Vinyl is one of the touchiest materials to deal with in terms of seeing any defects in the sub-floor through the product. If the sub-floor isn’t perfectly flat and smooth you will absolutely see it and you may even feel it on your feet over time.
This however doesn’t mean that it can’t be done! This is also great news as vinyl tile is one of the easiest and most cost effective ways to redo a floor.
One of the key things you need to install vinyl tile over ceramic tile is to ensure that the ceramic tile has a smooth top. It is also best if all the grout lines are filled without valleys as these will eventually show through to the vinyl.
If there are valleys in the grout you can simply fill them the rest of the way until they are flush with all the surrounding tiles.
There are also other concerns that you need to take into consideration and that is the additional height. While vinyl is thin, prior to purchasing product and starting to lay it you should ensure that your doors will still function properly.
Depending on the door you could cut the bottom of the door off but this isn’t ideal. Ideally there would be enough clearance for the door to function normally without any modifications.
You should also look at any transition you may have between rooms. If there is a height difference, make sure you have a transition strip of some sort to eliminate any tripping hazards. If you have height differences not only may it be a tripping hazard but it could also break the tile or even make it start to peel up.
One final thing that should be noted prior to installation is the cleanliness. It is very important to remove all dust, dirt and grime prior to starting to lay vinyl tile. This will ensure a proper bond between your sub-floor and vinyl tile for many years to come.
Once the sub-floor is prepared and everything is flush with the grout lines filled in you can install the vinyl tile or sheet goods. This can be done the old school way in which you are laying a glue bed down and sticking the tile to it or with self adhesion tiles.
The self adhesion tiles come with stick backs in which you can just pull the backing off and stick them down. This method is super easy to work worth and allows you to stop and start as needed unlike the glue bed which has a dry time.
Should I Pull the Toilet or Cut Vinyl Around It?
While you can cut around the toilet and install a caulk joint between the vinyl tile and the toilet it will be a timely thing to make it look good. I would absolutely recommend pulling the toilet.
This is super easy to to do. To pull the toilet simply turn the water supply off in which there should be a valve between the wall and the toilet itself. Once this is done flush the toilet until all the water is out of the tank.

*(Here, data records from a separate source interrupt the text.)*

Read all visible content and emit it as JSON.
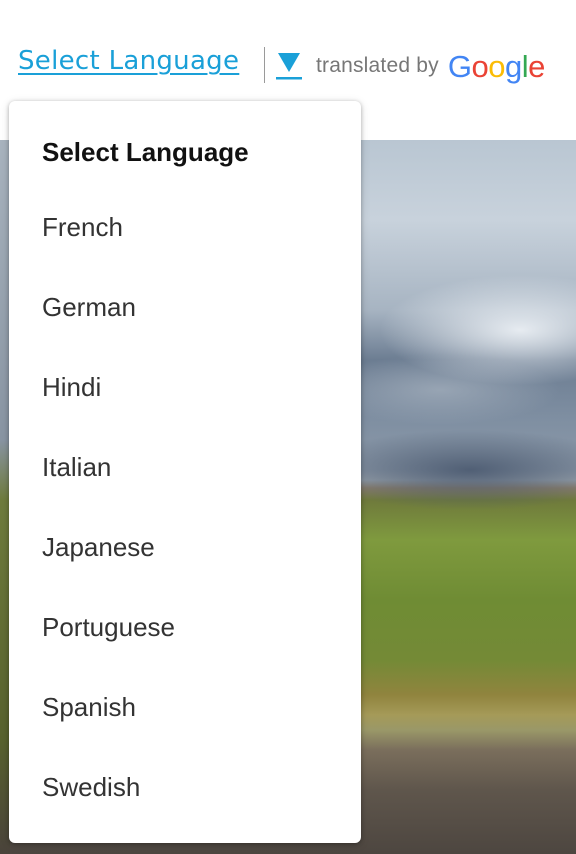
{
  "translate_bar": {
    "select_link_label": "Select Language",
    "arrow_icon": "triangle-down-icon",
    "translated_by_label": "translated by",
    "google_logo": {
      "letters": [
        "G",
        "o",
        "o",
        "g",
        "l",
        "e"
      ],
      "colors": [
        "#4285F4",
        "#EA4335",
        "#FBBC05",
        "#4285F4",
        "#34A853",
        "#EA4335"
      ]
    },
    "accent_color": "#1aa0d8"
  },
  "dropdown": {
    "header": "Select Language",
    "languages": [
      {
        "label": "French"
      },
      {
        "label": "German"
      },
      {
        "label": "Hindi"
      },
      {
        "label": "Italian"
      },
      {
        "label": "Japanese"
      },
      {
        "label": "Portuguese"
      },
      {
        "label": "Spanish"
      },
      {
        "label": "Swedish"
      }
    ]
  },
  "background": {
    "image": "landscape-photo"
  }
}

At this point you should be able to loosen the two screws at the base of the toilet that are holding it in place. Once complete you can simply lift up on the toilet and move it to another room.
The only expense you will run into when pulling a toilet is you should always replace the wax seal. This is especially true if you are adding height to the floor. With the toilet out of the way you can run the vinyl right up to the plumbing saving a lot of skilled cuts and it is much quicker and easier.

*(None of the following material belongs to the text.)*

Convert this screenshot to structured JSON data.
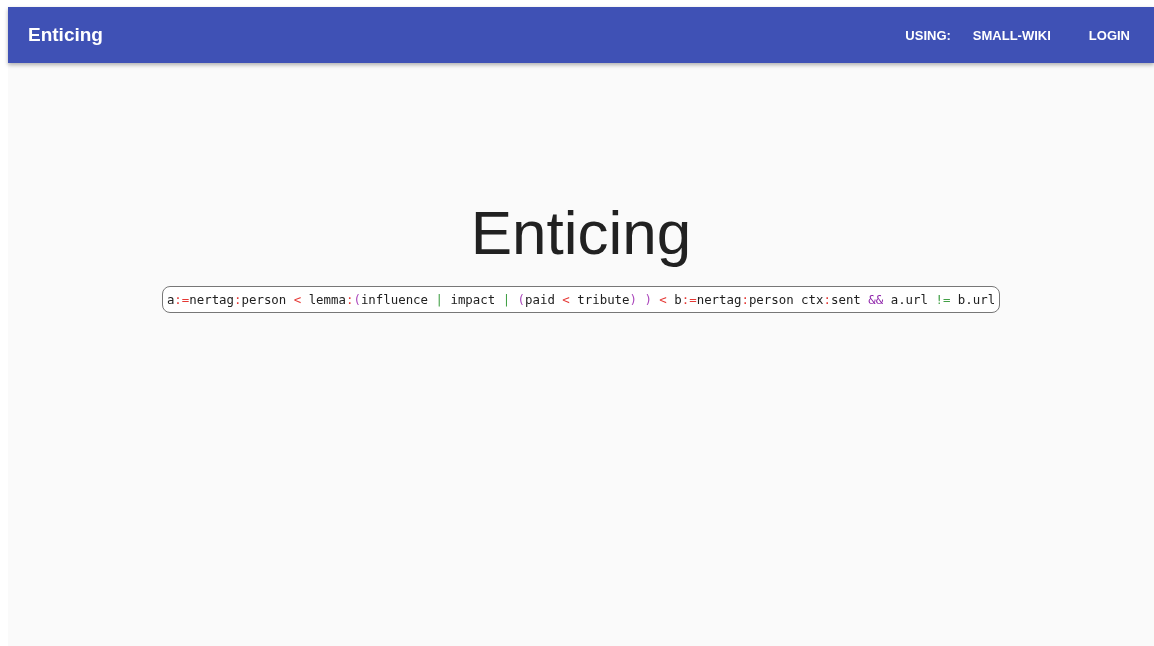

To reinstall the toilet simply get a putty knife and scrape all the excess old wax off. Once complete place the new wax ring down. Grab the toilet, line up the screw holes and set it on the wax ring.
You will notice that the toilet isn’t touching the vinyl all the way around the base of the bowl. This is OK, slowly press down on the toilet rocking it back and fourth on the was ring. This is seeding the toilet to the wax ring to the plumbing.
Once flush with the floor re bolt the bowl down and connect the water supply back to the toilet. Turn the supply back on and you should be back in business!